Yes, that dratted 31 January Tax return deadline!

Accounting, Budgets, Personal Tax l


You may think that 31 January 2017 is months away but completing your self-assessment tax return is something many people fail to do straight away, and often it is not completed until quite late in the year. There are many reasons why completing your tax return NOW may benefit you;

December and January are accountant’s busiest months

Leaving it until the last minute causes your accountant to be stressed. There are only 38 working days in these 2 months and accountants generally produce 30% of their annual work in 15% of the calendar year. So be gentle with us and bring your books in early, please!

We only guarantee the filing of tax returns when the majority of information is provided to us by the 30 November and we work on a strict first come first served basis, after all, it’s only fair to those who make the effort to get the information to us in a reasonable time.

That said, the only time we don’t manage to file them is where a client turns up less than 5 days before the deadline, unbelievable you may think, but we get at least 10 people a year who do and some of those end up receiving a penalty!

Don’t get caught out by the unknown

If you do not file your tax return information until the last minute, unknown factors such as illness, mislaid information or disruptive weather could add additional stress. Being organised in dealing with your tax affairs avoids the further headache of missed deadlines and HMRC interest and penalties.

One job done
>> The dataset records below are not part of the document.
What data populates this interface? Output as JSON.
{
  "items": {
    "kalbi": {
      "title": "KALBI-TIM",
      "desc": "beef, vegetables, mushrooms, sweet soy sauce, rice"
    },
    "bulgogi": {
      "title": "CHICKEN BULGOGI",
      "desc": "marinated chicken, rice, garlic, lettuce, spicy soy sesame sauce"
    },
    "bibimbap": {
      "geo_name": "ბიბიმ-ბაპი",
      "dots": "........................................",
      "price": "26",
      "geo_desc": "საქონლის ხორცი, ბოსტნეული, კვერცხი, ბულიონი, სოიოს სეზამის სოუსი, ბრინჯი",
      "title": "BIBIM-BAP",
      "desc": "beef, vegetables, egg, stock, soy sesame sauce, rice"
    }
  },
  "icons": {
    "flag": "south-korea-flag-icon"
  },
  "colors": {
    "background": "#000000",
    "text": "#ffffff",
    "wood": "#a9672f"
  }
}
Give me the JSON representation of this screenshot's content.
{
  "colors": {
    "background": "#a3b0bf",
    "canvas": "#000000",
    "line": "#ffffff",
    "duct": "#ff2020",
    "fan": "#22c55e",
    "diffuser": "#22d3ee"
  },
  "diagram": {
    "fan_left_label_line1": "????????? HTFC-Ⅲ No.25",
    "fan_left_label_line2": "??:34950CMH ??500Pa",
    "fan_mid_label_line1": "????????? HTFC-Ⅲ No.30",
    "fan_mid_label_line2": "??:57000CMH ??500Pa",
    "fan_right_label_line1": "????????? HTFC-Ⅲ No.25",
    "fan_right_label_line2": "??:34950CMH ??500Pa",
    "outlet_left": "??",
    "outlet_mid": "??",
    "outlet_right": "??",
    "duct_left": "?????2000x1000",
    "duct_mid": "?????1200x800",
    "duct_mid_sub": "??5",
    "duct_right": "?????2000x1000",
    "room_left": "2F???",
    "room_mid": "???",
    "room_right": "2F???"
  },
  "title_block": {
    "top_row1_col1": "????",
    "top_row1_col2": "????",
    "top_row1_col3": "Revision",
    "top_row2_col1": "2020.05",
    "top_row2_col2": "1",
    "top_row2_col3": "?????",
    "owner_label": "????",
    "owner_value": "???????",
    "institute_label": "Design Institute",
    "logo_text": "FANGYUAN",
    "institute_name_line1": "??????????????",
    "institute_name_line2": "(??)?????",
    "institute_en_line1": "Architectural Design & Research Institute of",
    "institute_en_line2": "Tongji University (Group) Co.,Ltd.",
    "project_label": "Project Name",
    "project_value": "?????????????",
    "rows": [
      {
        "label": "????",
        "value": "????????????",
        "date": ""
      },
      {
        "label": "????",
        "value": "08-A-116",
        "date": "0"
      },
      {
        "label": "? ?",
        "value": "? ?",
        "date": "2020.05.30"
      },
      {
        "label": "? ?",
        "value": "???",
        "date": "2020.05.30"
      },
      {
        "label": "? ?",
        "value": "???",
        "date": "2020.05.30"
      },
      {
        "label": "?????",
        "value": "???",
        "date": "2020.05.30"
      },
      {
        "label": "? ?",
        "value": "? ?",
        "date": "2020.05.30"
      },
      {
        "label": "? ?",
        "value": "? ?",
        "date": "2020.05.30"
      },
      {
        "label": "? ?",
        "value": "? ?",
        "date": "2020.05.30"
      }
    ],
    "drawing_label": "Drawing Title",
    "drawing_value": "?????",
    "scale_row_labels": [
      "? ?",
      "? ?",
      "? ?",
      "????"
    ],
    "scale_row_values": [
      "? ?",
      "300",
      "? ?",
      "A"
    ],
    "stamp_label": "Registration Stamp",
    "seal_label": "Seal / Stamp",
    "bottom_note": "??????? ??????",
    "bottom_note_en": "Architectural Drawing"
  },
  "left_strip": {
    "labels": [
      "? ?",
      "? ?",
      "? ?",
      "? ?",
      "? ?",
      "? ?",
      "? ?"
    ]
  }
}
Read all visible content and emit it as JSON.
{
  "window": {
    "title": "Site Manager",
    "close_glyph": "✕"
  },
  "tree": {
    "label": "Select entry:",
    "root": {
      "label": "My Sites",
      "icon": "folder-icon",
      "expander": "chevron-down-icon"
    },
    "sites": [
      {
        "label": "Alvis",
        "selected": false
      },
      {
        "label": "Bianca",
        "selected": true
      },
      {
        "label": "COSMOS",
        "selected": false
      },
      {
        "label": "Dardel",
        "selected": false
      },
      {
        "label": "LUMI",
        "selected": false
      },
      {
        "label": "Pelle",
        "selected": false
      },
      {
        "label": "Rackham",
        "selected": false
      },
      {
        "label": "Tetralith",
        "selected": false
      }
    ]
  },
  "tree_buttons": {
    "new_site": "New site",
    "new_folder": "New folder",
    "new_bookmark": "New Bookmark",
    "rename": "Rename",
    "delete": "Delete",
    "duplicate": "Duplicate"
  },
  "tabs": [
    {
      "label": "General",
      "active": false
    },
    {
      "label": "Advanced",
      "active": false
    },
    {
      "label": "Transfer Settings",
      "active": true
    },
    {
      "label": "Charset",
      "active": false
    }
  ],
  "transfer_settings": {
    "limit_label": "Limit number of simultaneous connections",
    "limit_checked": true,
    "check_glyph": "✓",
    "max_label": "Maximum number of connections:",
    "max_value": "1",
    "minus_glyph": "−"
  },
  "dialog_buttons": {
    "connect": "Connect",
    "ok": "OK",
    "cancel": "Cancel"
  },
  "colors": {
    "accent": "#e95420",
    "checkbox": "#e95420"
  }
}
Many people do not like completing their tax return and may put it to one side.  Filing now, gives one less thing for you to think about, especially with Christmas coming!

You don’t need to pay the tax owed until the tax deadline

You are only obliged to pay any tax liability by the normal due date of 31 January. You may need to watch out for payments on account though – read more about them below.

Tax refunds are accelerated

Why wait to receive your tax refund? Once you file your tax return, your refund should be processed soon after. That means the money could be sat in your bank account earning interest sooner. If you wait until January, refunds usually take longer to be issued as HMRC staff and systems can be overwhelmed at this time.

Under or over payments of tax can often arise for employees or directors, where HMRC has made errors with their tax codes. Building subcontractors operating under the Construction Industry Scheme are often in a tax refund position.

Reducing your payments on account?

If you complete a tax return, your tax bill is under £1,000 and you don’t pay much tax at source (like PAYE for example), you’ll probably only make one payment of tax a year in January.

However, many sole traders and partners are normally expected to make additional payments in advance (so-called ‘payments on account’) for next year’s tax bill. There are two payments on account to make – one in January and one in July. They are estimated based on this year’s position and will each be half of the current year’s bill.

If your profits are fluctuating, it would be advisable to prepare your tax return as swiftly as possible and preferably before July. That way if the actual figure turns out to be lower, you can revise your July payment on account. This is better for your cashflow!

You have time to plan for any tax owed

Filing your tax return and calculating any tax liability arising, allows you the time to start budgeting and managing you cashflow. If you pay your tax bill late, HMRC will charge you interest and possibly even late payment penalties.

Collecting the right amount of Tax Credits

If you are in receipt of tax credit or benefits, your claim needs to be renewed annually by 31 July, which involves letting the Tax Credit Office know of your income. While you may submit temporary estimates, it is preferable to submit the actual figures as soon as possible to avoid you being over or underpaid until the Tax Credit Office has received your actual figures.

You can use your tax code

The other benefit of filing early is that if you owe less than £3,000 in tax and you submit your tax return by 30 December, you can opt to have your tax liability collected through your tax code. This can be a great option for employees or pensioners, as they can have their tax bill collected from their wages or pension throughout the year easing the pressure on cashflow.

Buy yourself some time

If your affairs have changed this year, then preparing your tax return in good time ensures you have the space to think about any tax planning opportunities available to you. Not rushing to complete your tax return should also reduce the risk of errors being made.  It also allows time for bank statements and any other financial documents you may need to file the return to be collated.

Avoid penalties

If you file your tax return late, you will be issued with an initial, automatic £100 filing penalty. It no longer matters how much tax you had outstanding. If your tax return becomes more than three months late, £10 daily penalties start to accumulate up to a maximum of £900.

A penalty of the higher of £300 or 5% of your tax due is then charged if your return is six months late and again if it becomes over 12 months late. All of these penalties are in addition to one another; rather than in place of. This can mean penalties for late tax returns can top over £1,600!

How we can help

We are available right now to help you complete your tax return early so you know how much tax you need to pay and by when. If you are due a refund, it makes perfect sense to receive this as soon as possible. We work with many self-employed individuals and business owners who have already filed theirs and we are ready to help you too. Call us today on the 01904 691141.